Flintoff retired in 2010 after years of constant niggling injuries that cost him many years of his playing career. He started his professional career off at his local county Lancashire, where he remained till the end of his playing career. He was also the captain of the England Under-19 side in the mid to late 1990’s. He had the honour in 2005 of being selected for the ICC World XI side in both the Test and the ODI format to play against Australia in a series of exhibition matches. He won many personal accolades too. He was the; PCA Player of the Year two years running in 2004 and 2005, he won the ICC ODI Player of the Year in 2004 and then the ICC Player of the Year in 2005. In 2006, he also picked an MBE for being part of the 2005 Ashes winning team and also, the Freedom of the City of Preston in the same year.

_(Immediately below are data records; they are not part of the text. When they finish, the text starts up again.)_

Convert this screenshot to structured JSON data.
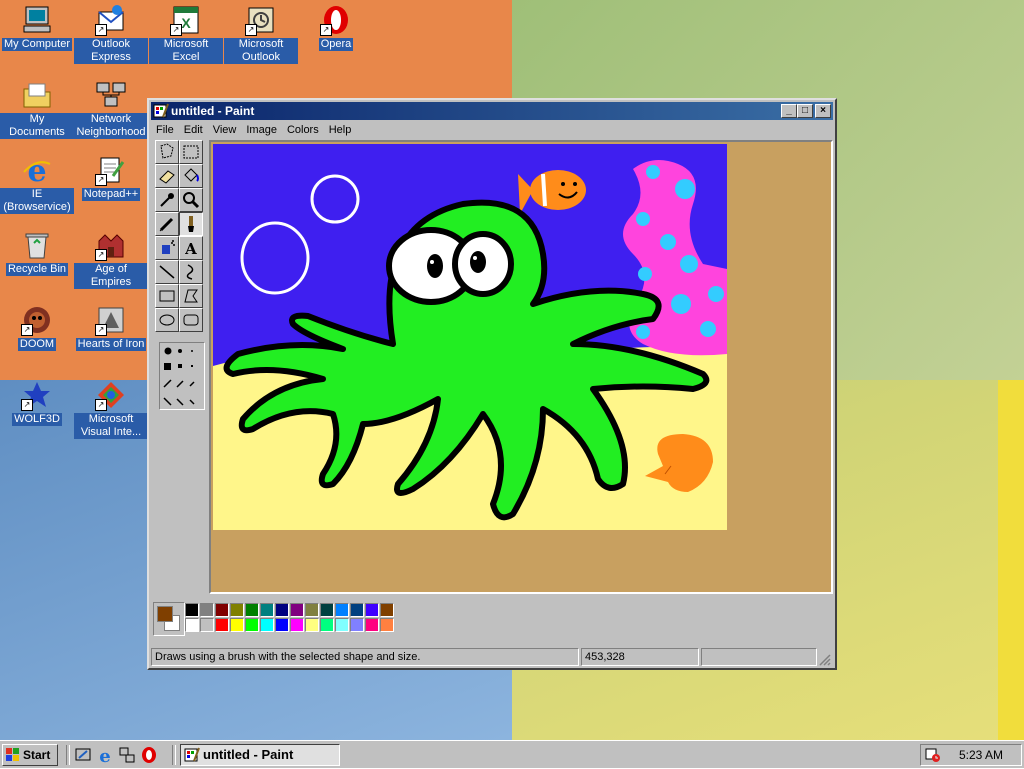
{
  "desktop": {
    "icons": [
      {
        "label": "My Computer",
        "icon": "my-computer-icon"
      },
      {
        "label": "Outlook Express",
        "icon": "outlook-express-icon"
      },
      {
        "label": "Microsoft Excel",
        "icon": "excel-icon"
      },
      {
        "label": "Microsoft Outlook",
        "icon": "outlook-icon"
      },
      {
        "label": "Opera",
        "icon": "opera-icon"
      },
      {
        "label": "My Documents",
        "icon": "my-documents-icon"
      },
      {
        "label": "Network Neighborhood",
        "icon": "network-icon"
      },
      {
        "label": "IE (Browservice)",
        "icon": "internet-explorer-icon"
      },
      {
        "label": "Notepad++",
        "icon": "notepad-icon"
      },
      {
        "label": "Recycle Bin",
        "icon": "recycle-bin-icon"
      },
      {
        "label": "Age of Empires",
        "icon": "age-of-empires-icon"
      },
      {
        "label": "DOOM",
        "icon": "doom-icon"
      },
      {
        "label": "Hearts of Iron",
        "icon": "hearts-of-iron-icon"
      },
      {
        "label": "WOLF3D",
        "icon": "wolf3d-icon"
      },
      {
        "label": "Microsoft Visual Inte...",
        "icon": "visual-interdev-icon"
      }
    ]
  },
  "window": {
    "title": "untitled - Paint",
    "minimize": "_",
    "maximize": "□",
    "close": "×"
  },
  "menu": {
    "file": "File",
    "edit": "Edit",
    "view": "View",
    "image": "Image",
    "colors": "Colors",
    "help": "Help"
  },
  "tools": [
    "free-select",
    "select",
    "eraser",
    "fill",
    "pick-color",
    "magnifier",
    "pencil",
    "brush",
    "airbrush",
    "text",
    "line",
    "curve",
    "rectangle",
    "polygon",
    "ellipse",
    "rounded-rectangle"
  ],
  "selected_tool": "brush",
  "colors": {
    "foreground": "#7f3f00",
    "background": "#ffffff",
    "palette_top": [
      "#000000",
      "#808080",
      "#800000",
      "#808000",
      "#008000",
      "#008080",
      "#000080",
      "#800080",
      "#808040",
      "#004040",
      "#0080ff",
      "#004080",
      "#4000ff",
      "#804000"
    ],
    "palette_bottom": [
      "#ffffff",
      "#c0c0c0",
      "#ff0000",
      "#ffff00",
      "#00ff00",
      "#00ffff",
      "#0000ff",
      "#ff00ff",
      "#ffff80",
      "#00ff80",
      "#80ffff",
      "#8080ff",
      "#ff0080",
      "#ff8040"
    ],
    "canvas_sea": "#3f1ff0",
    "canvas_sand": "#fff68a",
    "canvas_octopus": "#22ee22",
    "canvas_coral": "#ff44dd",
    "canvas_coral_spots": "#33ccff",
    "canvas_fish": "#ff8c1a",
    "workspace": "#c8a060"
  },
  "status": {
    "hint": "Draws using a brush with the selected shape and size.",
    "coords": "453,328",
    "size": ""
  },
  "taskbar": {
    "start": "Start",
    "task_label": "untitled - Paint",
    "time": "5:23 AM"
  }
}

Fred played 79 Test matches for England, 141 ODI matches and just 7 T20 international matches as he was usually injured around the time of the inception of T20. This meant he never normally got to play for Lancashire as he was always involved with the national set up, so it gives his local fans the chance to finally see him in the Lancashire red.
Flintoff became an icon in 2005 as he was one of the main stars in England’s triumphant Ashes winning series, their first Ashes win since 1987 and Flintoff went on to win the BBC Sports Personality of the Year for 2005. He was named as man of the series as he took 24 wickets, and scored 102 at Trent Bridge in the fourth test. He would later go on to captain England at Test level and potentially his lowest moment on the pitch came during the defence of their Ashes crown. England were decimated 5-0 down under and when Michael Vaughan returned from injury, Flintoff was assigned the role of vice captain.
“Freddie” is known for his drinking. After the 2005 Ashes victory, the Preston born all-rounder was reported to have gone on a 24 hour binge drinking session to celebrate their win but that wasn’t going to be his most infamous drinking moment. Just two days before England’s crunch tie against Canada at the 2007 Cricket World Cup, Flintoff and a few of the England squad went out for a few drinks but all of the came back but Fred. He was reported to have fallen off a pedalo whilst intoxicated but later went on to deny that.
Since retirement, Freddie Flintoff has been busy off the field. in 2012, he made his professional boxing debut as he beat Richard Dawson on points in Manchester. This would be his only fight to date but he has made a new career for himself on television. Since 2010, he has been a captain on the BAFTA winning A League Of Their Own, presented by Gavin & Stacey star James Corden. in 2012, he was a judge for ITV’s Lets Get Gold and more recently, he embarked on a cycling trip down the Amazon rainforest with journalist Rob Penn entitled Flintoff’s Road To Nowhere. He is one of the faces for the supermarket chain Morrisons, and the face of fashion brand Jacamo.
Flintoff’s return to country level is a huge boost to the T20 Blast as his return will be greatly anticipated as he never really got the chance to play this format of the game, a format that would have suited his style of play perfectly. His internationally statistics don’t paint a great picture of Flintoff as a player but his impact and influence on his nation was a lot greater than his batting and bowling average. Many will be looking out to see how Flintoff plays as he will be available for around 9 games and is expected to make his return against Yorkshire on the 6th of June at Old Trafford. For those in the crowd, watch out…Freddie is back!